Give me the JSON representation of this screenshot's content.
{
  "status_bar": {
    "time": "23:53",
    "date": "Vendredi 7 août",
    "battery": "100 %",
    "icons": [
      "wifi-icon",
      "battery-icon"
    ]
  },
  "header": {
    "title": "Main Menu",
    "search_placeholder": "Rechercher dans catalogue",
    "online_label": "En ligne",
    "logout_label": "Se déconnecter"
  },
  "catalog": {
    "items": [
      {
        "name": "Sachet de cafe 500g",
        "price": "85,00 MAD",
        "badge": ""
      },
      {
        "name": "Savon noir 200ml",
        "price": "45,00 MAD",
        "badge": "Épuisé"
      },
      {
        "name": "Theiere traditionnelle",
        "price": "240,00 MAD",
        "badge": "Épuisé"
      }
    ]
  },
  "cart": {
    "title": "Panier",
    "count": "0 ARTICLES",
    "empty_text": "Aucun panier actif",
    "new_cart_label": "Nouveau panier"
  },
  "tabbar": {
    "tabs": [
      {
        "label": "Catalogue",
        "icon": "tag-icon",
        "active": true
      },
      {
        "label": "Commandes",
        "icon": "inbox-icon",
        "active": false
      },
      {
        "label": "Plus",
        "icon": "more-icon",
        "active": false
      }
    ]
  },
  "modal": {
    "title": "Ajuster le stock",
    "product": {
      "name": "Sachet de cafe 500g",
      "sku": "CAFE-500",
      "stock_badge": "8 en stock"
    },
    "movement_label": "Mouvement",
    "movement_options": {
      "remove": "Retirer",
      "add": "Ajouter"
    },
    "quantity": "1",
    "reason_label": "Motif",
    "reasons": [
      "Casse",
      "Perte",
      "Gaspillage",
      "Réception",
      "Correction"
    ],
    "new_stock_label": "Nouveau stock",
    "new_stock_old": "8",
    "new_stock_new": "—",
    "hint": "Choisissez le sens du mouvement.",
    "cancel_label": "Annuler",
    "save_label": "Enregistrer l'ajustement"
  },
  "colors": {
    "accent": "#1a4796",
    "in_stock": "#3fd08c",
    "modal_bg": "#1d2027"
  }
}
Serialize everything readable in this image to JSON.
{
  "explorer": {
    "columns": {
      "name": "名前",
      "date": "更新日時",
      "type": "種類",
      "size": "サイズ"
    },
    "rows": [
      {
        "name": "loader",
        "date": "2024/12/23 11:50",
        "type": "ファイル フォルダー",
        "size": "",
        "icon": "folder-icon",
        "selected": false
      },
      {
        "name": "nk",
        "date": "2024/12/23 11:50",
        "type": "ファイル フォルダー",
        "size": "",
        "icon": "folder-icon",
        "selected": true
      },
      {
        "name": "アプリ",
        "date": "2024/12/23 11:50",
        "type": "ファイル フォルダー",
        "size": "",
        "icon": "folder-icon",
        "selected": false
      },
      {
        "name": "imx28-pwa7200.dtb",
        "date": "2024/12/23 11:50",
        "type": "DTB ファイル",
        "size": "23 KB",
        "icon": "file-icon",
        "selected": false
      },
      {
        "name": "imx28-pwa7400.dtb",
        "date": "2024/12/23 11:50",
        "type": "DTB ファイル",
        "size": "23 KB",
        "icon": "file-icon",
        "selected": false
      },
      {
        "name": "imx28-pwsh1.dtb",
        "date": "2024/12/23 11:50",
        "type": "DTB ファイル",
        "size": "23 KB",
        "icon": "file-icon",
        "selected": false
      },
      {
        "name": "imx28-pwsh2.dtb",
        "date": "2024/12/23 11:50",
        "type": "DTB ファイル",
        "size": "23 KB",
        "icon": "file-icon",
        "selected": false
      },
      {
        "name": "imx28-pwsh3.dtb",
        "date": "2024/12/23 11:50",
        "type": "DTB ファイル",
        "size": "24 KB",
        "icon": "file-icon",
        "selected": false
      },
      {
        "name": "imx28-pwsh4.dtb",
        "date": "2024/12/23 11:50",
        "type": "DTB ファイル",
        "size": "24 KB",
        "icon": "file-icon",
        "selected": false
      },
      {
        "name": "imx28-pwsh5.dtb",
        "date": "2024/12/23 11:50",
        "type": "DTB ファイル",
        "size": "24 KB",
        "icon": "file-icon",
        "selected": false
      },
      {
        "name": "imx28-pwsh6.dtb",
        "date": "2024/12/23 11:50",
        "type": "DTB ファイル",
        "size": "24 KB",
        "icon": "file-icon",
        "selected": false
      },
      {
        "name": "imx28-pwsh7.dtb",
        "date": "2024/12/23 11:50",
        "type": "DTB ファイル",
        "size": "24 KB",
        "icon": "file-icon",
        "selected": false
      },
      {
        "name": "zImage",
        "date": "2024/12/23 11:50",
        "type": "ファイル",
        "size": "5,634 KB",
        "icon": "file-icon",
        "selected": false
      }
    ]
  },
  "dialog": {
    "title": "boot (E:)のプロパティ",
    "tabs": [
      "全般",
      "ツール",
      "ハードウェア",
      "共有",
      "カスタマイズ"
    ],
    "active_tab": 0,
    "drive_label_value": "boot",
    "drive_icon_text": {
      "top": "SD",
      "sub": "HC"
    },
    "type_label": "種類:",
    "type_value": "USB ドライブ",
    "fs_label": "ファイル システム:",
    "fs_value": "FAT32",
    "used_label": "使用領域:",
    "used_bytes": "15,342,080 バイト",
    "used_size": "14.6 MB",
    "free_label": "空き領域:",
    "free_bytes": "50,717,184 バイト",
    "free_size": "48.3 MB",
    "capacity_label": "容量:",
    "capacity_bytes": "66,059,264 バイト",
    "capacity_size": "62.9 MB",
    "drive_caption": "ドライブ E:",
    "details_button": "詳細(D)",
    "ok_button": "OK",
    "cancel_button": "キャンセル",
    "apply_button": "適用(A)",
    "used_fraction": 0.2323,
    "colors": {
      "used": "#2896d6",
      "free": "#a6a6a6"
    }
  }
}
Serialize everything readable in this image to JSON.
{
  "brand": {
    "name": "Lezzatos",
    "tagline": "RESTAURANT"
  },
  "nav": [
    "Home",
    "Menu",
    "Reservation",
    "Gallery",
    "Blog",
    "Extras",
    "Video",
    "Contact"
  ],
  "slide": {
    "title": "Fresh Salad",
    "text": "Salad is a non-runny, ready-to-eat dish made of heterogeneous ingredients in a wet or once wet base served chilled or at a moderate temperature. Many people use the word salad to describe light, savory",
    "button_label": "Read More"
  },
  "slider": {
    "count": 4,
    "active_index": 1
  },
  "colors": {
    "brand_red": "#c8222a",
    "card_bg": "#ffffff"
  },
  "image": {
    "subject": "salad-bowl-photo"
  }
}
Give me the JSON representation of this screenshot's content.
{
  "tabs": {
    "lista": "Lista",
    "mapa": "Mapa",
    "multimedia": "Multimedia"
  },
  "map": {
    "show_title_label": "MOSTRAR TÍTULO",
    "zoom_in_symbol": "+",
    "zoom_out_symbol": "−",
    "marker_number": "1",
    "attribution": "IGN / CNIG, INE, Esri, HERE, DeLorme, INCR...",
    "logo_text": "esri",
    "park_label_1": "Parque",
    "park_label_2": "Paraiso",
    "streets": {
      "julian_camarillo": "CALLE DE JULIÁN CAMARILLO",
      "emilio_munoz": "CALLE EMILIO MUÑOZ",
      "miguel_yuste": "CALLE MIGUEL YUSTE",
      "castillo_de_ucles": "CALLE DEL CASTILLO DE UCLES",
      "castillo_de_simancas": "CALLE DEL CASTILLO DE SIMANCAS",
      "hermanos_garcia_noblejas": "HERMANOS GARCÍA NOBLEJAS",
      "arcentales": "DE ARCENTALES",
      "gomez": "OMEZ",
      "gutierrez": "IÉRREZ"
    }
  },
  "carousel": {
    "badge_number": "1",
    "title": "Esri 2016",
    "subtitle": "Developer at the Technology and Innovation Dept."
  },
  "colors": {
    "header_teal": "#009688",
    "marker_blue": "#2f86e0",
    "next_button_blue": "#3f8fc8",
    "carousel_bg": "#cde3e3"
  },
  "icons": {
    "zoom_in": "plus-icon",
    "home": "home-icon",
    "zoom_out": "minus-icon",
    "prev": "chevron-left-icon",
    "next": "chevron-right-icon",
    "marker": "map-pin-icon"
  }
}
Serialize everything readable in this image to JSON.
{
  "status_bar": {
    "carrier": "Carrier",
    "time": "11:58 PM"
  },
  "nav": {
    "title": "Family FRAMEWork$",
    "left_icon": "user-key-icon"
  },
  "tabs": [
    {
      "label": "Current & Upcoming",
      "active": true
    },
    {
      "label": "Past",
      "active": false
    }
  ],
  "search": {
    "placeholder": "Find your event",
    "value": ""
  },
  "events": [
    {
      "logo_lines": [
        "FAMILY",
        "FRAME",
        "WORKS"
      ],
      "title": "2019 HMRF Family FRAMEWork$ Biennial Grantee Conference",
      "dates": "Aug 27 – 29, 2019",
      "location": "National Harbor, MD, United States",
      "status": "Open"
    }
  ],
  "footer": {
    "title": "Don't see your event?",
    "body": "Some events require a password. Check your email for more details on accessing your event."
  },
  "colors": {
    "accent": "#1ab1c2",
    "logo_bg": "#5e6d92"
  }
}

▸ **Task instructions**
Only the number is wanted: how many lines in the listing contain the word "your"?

▸ **Task solution**
3